## WHAT IS REQUIRED
Word for word, reproduce all of the entries shown below.

───── INPUT RECORDS ─────

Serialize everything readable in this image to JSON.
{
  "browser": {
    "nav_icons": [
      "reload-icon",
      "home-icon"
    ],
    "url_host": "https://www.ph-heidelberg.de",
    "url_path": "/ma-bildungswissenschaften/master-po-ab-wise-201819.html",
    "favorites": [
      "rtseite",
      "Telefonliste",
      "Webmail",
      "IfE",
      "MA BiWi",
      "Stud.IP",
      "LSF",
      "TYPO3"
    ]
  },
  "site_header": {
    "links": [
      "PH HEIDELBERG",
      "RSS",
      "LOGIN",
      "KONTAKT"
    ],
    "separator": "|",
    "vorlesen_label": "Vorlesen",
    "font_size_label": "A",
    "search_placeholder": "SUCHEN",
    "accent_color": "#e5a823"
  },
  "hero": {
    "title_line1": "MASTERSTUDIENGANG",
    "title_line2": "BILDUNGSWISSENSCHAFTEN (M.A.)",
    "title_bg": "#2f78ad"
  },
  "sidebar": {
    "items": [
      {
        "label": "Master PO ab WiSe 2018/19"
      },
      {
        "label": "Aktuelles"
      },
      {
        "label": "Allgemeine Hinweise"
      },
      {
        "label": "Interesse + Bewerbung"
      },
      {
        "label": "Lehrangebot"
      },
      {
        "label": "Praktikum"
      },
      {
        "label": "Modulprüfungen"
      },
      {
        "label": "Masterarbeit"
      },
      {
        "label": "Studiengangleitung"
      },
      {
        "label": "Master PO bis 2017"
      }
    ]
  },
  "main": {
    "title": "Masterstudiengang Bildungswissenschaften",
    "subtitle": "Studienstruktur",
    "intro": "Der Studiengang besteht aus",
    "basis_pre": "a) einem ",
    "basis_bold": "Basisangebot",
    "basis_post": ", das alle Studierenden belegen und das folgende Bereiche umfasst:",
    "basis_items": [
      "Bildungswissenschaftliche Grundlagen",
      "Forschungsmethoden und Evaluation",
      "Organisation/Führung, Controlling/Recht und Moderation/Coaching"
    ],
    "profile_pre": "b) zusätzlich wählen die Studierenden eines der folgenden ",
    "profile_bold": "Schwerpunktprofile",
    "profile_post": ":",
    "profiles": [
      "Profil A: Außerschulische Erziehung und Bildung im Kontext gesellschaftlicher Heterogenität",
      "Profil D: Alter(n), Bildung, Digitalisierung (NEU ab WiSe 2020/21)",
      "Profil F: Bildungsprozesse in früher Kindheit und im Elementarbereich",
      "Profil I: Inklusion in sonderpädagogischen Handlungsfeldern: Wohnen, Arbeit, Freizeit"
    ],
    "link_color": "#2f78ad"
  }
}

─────

## EXERCISE SOLUTION
Serialize everything readable in this image to JSON.
{
  "browser": {
    "nav_icons": [
      "reload-icon",
      "home-icon"
    ],
    "url_host": "https://www.ph-heidelberg.de",
    "url_path": "/ma-bildungswissenschaften/master-po-ab-wise-201819.html",
    "favorites": [
      "rtseite",
      "Telefonliste",
      "Webmail",
      "IfE",
      "MA BiWi",
      "Stud.IP",
      "LSF",
      "TYPO3"
    ]
  },
  "site_header": {
    "links": [
      "PH HEIDELBERG",
      "RSS",
      "LOGIN",
      "KONTAKT"
    ],
    "separator": "|",
    "vorlesen_label": "Vorlesen",
    "font_size_label": "A",
    "search_placeholder": "SUCHEN",
    "accent_color": "#e5a823"
  },
  "hero": {
    "title_line1": "MASTERSTUDIENGANG",
    "title_line2": "BILDUNGSWISSENSCHAFTEN (M.A.)",
    "title_bg": "#2f78ad"
  },
  "sidebar": {
    "items": [
      {
        "label": "Master PO ab WiSe 2018/19"
      },
      {
        "label": "Aktuelles"
      },
      {
        "label": "Allgemeine Hinweise"
      },
      {
        "label": "Interesse + Bewerbung"
      },
      {
        "label": "Lehrangebot"
      },
      {
        "label": "Praktikum"
      },
      {
        "label": "Modulprüfungen"
      },
      {
        "label": "Masterarbeit"
      },
      {
        "label": "Studiengangleitung"
      },
      {
        "label": "Master PO bis 2017"
      }
    ]
  },
  "main": {
    "title": "Masterstudiengang Bildungswissenschaften",
    "subtitle": "Studienstruktur",
    "intro": "Der Studiengang besteht aus",
    "basis_pre": "a) einem ",
    "basis_bold": "Basisangebot",
    "basis_post": ", das alle Studierenden belegen und das folgende Bereiche umfasst:",
    "basis_items": [
      "Bildungswissenschaftliche Grundlagen",
      "Forschungsmethoden und Evaluation",
      "Organisation/Führung, Controlling/Recht und Moderation/Coaching"
    ],
    "profile_pre": "b) zusätzlich wählen die Studierenden eines der folgenden ",
    "profile_bold": "Schwerpunktprofile",
    "profile_post": ":",
    "profiles": [
      "Profil A: Außerschulische Erziehung und Bildung im Kontext gesellschaftlicher Heterogenität",
      "Profil D: Alter(n), Bildung, Digitalisierung (NEU ab WiSe 2020/21)",
      "Profil F: Bildungsprozesse in früher Kindheit und im Elementarbereich",
      "Profil I: Inklusion in sonderpädagogischen Handlungsfeldern: Wohnen, Arbeit, Freizeit"
    ],
    "link_color": "#2f78ad"
  }
}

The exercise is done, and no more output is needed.